But the thing that really gets me is this: how do you separate from someone who knows you so well, who you know so well? Even after only 8 years of marriage, I know Scott so well. I know he can't keep a secret, I know how cranky he gets when he's hungry. I know what makes him laugh, I know how emotional he is. I know how he'll react to things. I know he wakes up happy... well, you see what I mean, I KNOW him. Intimately. And he knows me, like no one else does.
How do you live with distance between you and someone you know so well?

Wednesday, December 09, 2009

Mary's "yes"

So yesterday was our parish's feast day, the Immaculate Conception. Are you the last Catholic to hear that this immaculate conception is the conception of MARY, not of Jesus? Well it's true! Rumor has it Mary was conceived (in her mother's womb- this is always specified. I guess it's to distract people from asking where she was conceived, which is too personal a question.) without sin. How about that?
Every year on this day I hear a sermon about Mary and how fortunate we are that this young woman said "yes" to God, and agreed to be the God-bearer, the first tabernacle, if you will. I ponder this. If it's true that she was chosen even before she was born, then what choice did she really have? Would it even be possible that she could have said no? How would that work? Did God have a couple of other girls conceived without sin, just as plan B,C,D? Or would her "no" have pushed back the date of the coming of our Messiah until God could work up another immaculate conception of some other girl and grow her up to child-bearing age?
But I guess she, being human like us, had a choice. Sure, she was specially gifted and prepared for this pivotal role in history, in the Kingdom. But ultimately, it came down to her accepting God's plan for her and agreeing to participate in it, using the gift God gave her. Did Mary know how special she was, how gifted she was for doing God's work? Maybe she had an inkling. How different would the world have been if she refused to move in the ways God asked her to move? Or, if she was too afraid to try?
I think the same is true for all of us. Maybe we have very little awareness of the gifts God has given us. Maybe we are afraid to put ourselves out there, afraid to trust that we have what we need within ourselves, put there by God. How different would the world be if we agree to move in the way that God is asking us to move?

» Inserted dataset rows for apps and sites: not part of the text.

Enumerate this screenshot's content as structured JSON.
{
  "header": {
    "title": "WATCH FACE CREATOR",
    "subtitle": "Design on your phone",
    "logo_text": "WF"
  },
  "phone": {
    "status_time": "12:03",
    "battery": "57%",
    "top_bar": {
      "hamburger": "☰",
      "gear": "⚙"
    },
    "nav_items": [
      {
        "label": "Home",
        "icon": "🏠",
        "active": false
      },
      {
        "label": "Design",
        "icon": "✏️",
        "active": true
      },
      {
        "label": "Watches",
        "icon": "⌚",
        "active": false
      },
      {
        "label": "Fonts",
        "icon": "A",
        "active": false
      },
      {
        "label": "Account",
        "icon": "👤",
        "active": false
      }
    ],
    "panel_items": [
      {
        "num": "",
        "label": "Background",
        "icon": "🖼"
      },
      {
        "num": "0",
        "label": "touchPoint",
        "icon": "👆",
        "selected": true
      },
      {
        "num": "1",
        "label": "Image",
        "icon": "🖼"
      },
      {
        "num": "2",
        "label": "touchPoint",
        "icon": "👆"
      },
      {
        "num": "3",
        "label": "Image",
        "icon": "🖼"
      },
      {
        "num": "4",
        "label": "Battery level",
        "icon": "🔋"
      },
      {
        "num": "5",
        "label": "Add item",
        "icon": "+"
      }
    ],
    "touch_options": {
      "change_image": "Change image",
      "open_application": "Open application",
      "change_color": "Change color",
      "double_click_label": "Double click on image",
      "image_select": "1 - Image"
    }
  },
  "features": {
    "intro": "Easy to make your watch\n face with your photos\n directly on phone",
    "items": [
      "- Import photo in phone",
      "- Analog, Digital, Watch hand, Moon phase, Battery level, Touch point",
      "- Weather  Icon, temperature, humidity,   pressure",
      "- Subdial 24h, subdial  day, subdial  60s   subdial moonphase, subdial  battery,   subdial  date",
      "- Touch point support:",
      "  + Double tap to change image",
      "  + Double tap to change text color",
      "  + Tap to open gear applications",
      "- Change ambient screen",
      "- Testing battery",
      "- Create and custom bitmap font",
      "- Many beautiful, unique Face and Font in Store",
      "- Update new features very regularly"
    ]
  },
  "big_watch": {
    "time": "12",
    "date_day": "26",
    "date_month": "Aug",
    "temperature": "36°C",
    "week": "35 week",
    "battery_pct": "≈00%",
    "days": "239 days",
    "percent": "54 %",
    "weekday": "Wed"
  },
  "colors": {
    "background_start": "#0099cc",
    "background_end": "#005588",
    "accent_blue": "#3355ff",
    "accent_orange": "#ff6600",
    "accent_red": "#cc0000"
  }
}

Saturday, December 05, 2009

Memorial Service

Today we went to the memorial service for Scott's youth minister at the Congregational Church in our town. The church was full to overflowing, and the service was lovely and moving. Howie was a Young Life staffer, and had been in ministry for decades. At one point, his wife asked people to stand in accordance with how they knew Howie: as a family member? As a Young Life leader? As a teacher? As a ministry colleague? It was remarkable thing to see.
As I sat there listening to this man's life being told, I had a lot to think about. I wondered if I lived enough great stories for people to tell about me after I die. I wondered if it was a mistake to never have had children. I wondered if I was doing enough in my ministry that people would be able to say "she taught me about God."
The structure of the service was interesting- it was over two hours long but despite the fact that I was SO hungry throughout, since I had neglected to have lunch, it was thoroughly lovely and inspiring. I had only met Howie a few times, but I know the influence he's had on Scott. During the prayer part of the service, we were invited to turn to God with our thanks for bringing Howie into our lives, and I thanked God for Howie because without his encouragement of Scott to go into ministry, I guessed I never would have met him. How about that? Howie, I'm sure, never thought "hey I made that marriage possible!" He never knew the influence he had on me, a person he'd barely met.
In all, the service made me want to be a better person, a better minister, a better Christian. I want to be the kind of person who has a memorial service that inspires people to be better.